_What you are asked to do_.
The entries are to be returned exactly as written.

*** Records ***

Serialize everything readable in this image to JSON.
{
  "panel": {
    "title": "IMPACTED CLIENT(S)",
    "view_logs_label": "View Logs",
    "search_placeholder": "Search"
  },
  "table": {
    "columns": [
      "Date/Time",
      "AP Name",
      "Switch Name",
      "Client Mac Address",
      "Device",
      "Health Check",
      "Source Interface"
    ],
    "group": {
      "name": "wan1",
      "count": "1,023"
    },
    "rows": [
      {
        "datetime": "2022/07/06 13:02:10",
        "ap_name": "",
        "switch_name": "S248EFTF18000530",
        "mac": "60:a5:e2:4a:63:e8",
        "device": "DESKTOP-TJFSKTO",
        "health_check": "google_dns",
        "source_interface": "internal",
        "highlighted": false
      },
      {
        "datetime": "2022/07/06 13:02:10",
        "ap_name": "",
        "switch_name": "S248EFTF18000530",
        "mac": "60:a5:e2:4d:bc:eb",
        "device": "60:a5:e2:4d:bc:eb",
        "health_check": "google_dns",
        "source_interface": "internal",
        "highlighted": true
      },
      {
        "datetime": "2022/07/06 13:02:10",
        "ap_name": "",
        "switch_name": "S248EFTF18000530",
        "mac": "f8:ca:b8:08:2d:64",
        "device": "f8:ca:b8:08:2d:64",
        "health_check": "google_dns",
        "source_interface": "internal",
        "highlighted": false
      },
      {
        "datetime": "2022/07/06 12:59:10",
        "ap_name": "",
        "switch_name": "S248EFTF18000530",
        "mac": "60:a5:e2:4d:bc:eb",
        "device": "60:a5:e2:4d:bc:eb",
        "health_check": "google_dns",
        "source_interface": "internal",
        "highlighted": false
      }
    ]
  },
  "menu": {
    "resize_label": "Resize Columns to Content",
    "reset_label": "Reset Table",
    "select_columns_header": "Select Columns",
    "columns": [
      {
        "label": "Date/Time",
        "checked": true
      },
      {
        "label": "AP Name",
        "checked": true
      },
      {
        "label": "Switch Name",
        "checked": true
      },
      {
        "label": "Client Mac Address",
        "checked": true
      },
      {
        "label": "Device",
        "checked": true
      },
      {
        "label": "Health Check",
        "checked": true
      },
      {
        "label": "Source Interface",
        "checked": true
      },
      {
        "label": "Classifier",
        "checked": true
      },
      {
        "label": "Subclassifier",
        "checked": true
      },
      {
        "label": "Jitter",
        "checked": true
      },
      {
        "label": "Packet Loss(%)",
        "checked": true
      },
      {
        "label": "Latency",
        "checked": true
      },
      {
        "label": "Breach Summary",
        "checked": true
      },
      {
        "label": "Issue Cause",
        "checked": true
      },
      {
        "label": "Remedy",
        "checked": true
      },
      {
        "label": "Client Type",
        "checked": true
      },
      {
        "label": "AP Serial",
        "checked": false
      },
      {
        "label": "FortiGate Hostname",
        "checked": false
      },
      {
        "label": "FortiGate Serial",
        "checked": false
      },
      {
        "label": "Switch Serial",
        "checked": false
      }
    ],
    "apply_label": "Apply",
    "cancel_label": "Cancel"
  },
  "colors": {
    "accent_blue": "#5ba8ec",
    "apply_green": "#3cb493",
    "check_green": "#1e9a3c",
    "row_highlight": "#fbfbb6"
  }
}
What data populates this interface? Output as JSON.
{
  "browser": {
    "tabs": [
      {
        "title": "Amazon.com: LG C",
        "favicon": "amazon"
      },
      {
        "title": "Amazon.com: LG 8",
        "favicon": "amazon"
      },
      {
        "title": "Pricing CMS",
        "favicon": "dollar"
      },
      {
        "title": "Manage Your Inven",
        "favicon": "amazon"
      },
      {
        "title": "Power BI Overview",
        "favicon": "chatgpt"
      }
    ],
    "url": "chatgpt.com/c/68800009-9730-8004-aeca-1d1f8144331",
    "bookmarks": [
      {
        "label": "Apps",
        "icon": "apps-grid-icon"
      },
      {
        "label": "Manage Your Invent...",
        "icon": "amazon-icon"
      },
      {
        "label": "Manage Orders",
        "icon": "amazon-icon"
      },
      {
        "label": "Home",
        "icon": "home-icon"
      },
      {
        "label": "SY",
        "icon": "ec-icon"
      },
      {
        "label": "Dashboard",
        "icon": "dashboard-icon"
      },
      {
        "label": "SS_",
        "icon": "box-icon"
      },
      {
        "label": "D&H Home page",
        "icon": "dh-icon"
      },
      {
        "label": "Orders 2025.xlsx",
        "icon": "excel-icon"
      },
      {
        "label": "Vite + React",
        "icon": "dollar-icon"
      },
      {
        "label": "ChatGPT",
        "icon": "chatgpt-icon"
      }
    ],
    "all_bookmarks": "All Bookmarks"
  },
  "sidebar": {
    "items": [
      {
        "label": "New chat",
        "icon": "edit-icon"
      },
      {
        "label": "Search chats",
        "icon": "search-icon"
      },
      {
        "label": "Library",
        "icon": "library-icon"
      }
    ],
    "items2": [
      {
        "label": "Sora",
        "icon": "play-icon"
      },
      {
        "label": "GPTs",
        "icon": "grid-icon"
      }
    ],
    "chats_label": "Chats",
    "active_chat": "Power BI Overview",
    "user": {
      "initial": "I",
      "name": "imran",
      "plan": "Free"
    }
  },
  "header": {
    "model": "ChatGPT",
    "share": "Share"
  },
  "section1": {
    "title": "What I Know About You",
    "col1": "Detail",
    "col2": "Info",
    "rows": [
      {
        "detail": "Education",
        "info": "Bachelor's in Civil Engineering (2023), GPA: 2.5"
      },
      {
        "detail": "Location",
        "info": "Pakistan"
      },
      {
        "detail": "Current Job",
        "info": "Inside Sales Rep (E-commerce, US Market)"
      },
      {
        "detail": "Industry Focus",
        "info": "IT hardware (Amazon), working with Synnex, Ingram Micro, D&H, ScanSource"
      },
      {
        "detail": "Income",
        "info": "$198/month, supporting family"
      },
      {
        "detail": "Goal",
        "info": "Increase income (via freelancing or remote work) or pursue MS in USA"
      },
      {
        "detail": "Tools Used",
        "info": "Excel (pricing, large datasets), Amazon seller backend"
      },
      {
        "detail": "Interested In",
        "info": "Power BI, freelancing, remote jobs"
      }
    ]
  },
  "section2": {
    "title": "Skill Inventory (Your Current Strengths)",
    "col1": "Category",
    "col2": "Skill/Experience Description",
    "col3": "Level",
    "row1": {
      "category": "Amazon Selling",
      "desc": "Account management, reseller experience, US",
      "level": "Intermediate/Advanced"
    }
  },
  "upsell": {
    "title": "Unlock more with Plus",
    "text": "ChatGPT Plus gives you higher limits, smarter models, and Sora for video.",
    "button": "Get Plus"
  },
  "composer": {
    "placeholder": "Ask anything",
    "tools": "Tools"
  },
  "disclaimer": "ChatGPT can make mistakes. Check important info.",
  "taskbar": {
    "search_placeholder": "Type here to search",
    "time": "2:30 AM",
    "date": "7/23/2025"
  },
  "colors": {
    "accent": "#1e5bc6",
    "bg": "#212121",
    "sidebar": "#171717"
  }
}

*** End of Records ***

_Reply_.
Serialize everything readable in this image to JSON.
{
  "panel": {
    "title": "IMPACTED CLIENT(S)",
    "view_logs_label": "View Logs",
    "search_placeholder": "Search"
  },
  "table": {
    "columns": [
      "Date/Time",
      "AP Name",
      "Switch Name",
      "Client Mac Address",
      "Device",
      "Health Check",
      "Source Interface"
    ],
    "group": {
      "name": "wan1",
      "count": "1,023"
    },
    "rows": [
      {
        "datetime": "2022/07/06 13:02:10",
        "ap_name": "",
        "switch_name": "S248EFTF18000530",
        "mac": "60:a5:e2:4a:63:e8",
        "device": "DESKTOP-TJFSKTO",
        "health_check": "google_dns",
        "source_interface": "internal",
        "highlighted": false
      },
      {
        "datetime": "2022/07/06 13:02:10",
        "ap_name": "",
        "switch_name": "S248EFTF18000530",
        "mac": "60:a5:e2:4d:bc:eb",
        "device": "60:a5:e2:4d:bc:eb",
        "health_check": "google_dns",
        "source_interface": "internal",
        "highlighted": true
      },
      {
        "datetime": "2022/07/06 13:02:10",
        "ap_name": "",
        "switch_name": "S248EFTF18000530",
        "mac": "f8:ca:b8:08:2d:64",
        "device": "f8:ca:b8:08:2d:64",
        "health_check": "google_dns",
        "source_interface": "internal",
        "highlighted": false
      },
      {
        "datetime": "2022/07/06 12:59:10",
        "ap_name": "",
        "switch_name": "S248EFTF18000530",
        "mac": "60:a5:e2:4d:bc:eb",
        "device": "60:a5:e2:4d:bc:eb",
        "health_check": "google_dns",
        "source_interface": "internal",
        "highlighted": false
      }
    ]
  },
  "menu": {
    "resize_label": "Resize Columns to Content",
    "reset_label": "Reset Table",
    "select_columns_header": "Select Columns",
    "columns": [
      {
        "label": "Date/Time",
        "checked": true
      },
      {
        "label": "AP Name",
        "checked": true
      },
      {
        "label": "Switch Name",
        "checked": true
      },
      {
        "label": "Client Mac Address",
        "checked": true
      },
      {
        "label": "Device",
        "checked": true
      },
      {
        "label": "Health Check",
        "checked": true
      },
      {
        "label": "Source Interface",
        "checked": true
      },
      {
        "label": "Classifier",
        "checked": true
      },
      {
        "label": "Subclassifier",
        "checked": true
      },
      {
        "label": "Jitter",
        "checked": true
      },
      {
        "label": "Packet Loss(%)",
        "checked": true
      },
      {
        "label": "Latency",
        "checked": true
      },
      {
        "label": "Breach Summary",
        "checked": true
      },
      {
        "label": "Issue Cause",
        "checked": true
      },
      {
        "label": "Remedy",
        "checked": true
      },
      {
        "label": "Client Type",
        "checked": true
      },
      {
        "label": "AP Serial",
        "checked": false
      },
      {
        "label": "FortiGate Hostname",
        "checked": false
      },
      {
        "label": "FortiGate Serial",
        "checked": false
      },
      {
        "label": "Switch Serial",
        "checked": false
      }
    ],
    "apply_label": "Apply",
    "cancel_label": "Cancel"
  },
  "colors": {
    "accent_blue": "#5ba8ec",
    "apply_green": "#3cb493",
    "check_green": "#1e9a3c",
    "row_highlight": "#fbfbb6"
  }
}
What data populates this interface? Output as JSON.
{
  "browser": {
    "tabs": [
      {
        "title": "Amazon.com: LG C",
        "favicon": "amazon"
      },
      {
        "title": "Amazon.com: LG 8",
        "favicon": "amazon"
      },
      {
        "title": "Pricing CMS",
        "favicon": "dollar"
      },
      {
        "title": "Manage Your Inven",
        "favicon": "amazon"
      },
      {
        "title": "Power BI Overview",
        "favicon": "chatgpt"
      }
    ],
    "url": "chatgpt.com/c/68800009-9730-8004-aeca-1d1f8144331",
    "bookmarks": [
      {
        "label": "Apps",
        "icon": "apps-grid-icon"
      },
      {
        "label": "Manage Your Invent...",
        "icon": "amazon-icon"
      },
      {
        "label": "Manage Orders",
        "icon": "amazon-icon"
      },
      {
        "label": "Home",
        "icon": "home-icon"
      },
      {
        "label": "SY",
        "icon": "ec-icon"
      },
      {
        "label": "Dashboard",
        "icon": "dashboard-icon"
      },
      {
        "label": "SS_",
        "icon": "box-icon"
      },
      {
        "label": "D&H Home page",
        "icon": "dh-icon"
      },
      {
        "label": "Orders 2025.xlsx",
        "icon": "excel-icon"
      },
      {
        "label": "Vite + React",
        "icon": "dollar-icon"
      },
      {
        "label": "ChatGPT",
        "icon": "chatgpt-icon"
      }
    ],
    "all_bookmarks": "All Bookmarks"
  },
  "sidebar": {
    "items": [
      {
        "label": "New chat",
        "icon": "edit-icon"
      },
      {
        "label": "Search chats",
        "icon": "search-icon"
      },
      {
        "label": "Library",
        "icon": "library-icon"
      }
    ],
    "items2": [
      {
        "label": "Sora",
        "icon": "play-icon"
      },
      {
        "label": "GPTs",
        "icon": "grid-icon"
      }
    ],
    "chats_label": "Chats",
    "active_chat": "Power BI Overview",
    "user": {
      "initial": "I",
      "name": "imran",
      "plan": "Free"
    }
  },
  "header": {
    "model": "ChatGPT",
    "share": "Share"
  },
  "section1": {
    "title": "What I Know About You",
    "col1": "Detail",
    "col2": "Info",
    "rows": [
      {
        "detail": "Education",
        "info": "Bachelor's in Civil Engineering (2023), GPA: 2.5"
      },
      {
        "detail": "Location",
        "info": "Pakistan"
      },
      {
        "detail": "Current Job",
        "info": "Inside Sales Rep (E-commerce, US Market)"
      },
      {
        "detail": "Industry Focus",
        "info": "IT hardware (Amazon), working with Synnex, Ingram Micro, D&H, ScanSource"
      },
      {
        "detail": "Income",
        "info": "$198/month, supporting family"
      },
      {
        "detail": "Goal",
        "info": "Increase income (via freelancing or remote work) or pursue MS in USA"
      },
      {
        "detail": "Tools Used",
        "info": "Excel (pricing, large datasets), Amazon seller backend"
      },
      {
        "detail": "Interested In",
        "info": "Power BI, freelancing, remote jobs"
      }
    ]
  },
  "section2": {
    "title": "Skill Inventory (Your Current Strengths)",
    "col1": "Category",
    "col2": "Skill/Experience Description",
    "col3": "Level",
    "row1": {
      "category": "Amazon Selling",
      "desc": "Account management, reseller experience, US",
      "level": "Intermediate/Advanced"
    }
  },
  "upsell": {
    "title": "Unlock more with Plus",
    "text": "ChatGPT Plus gives you higher limits, smarter models, and Sora for video.",
    "button": "Get Plus"
  },
  "composer": {
    "placeholder": "Ask anything",
    "tools": "Tools"
  },
  "disclaimer": "ChatGPT can make mistakes. Check important info.",
  "taskbar": {
    "search_placeholder": "Type here to search",
    "time": "2:30 AM",
    "date": "7/23/2025"
  },
  "colors": {
    "accent": "#1e5bc6",
    "bg": "#212121",
    "sidebar": "#171717"
  }
}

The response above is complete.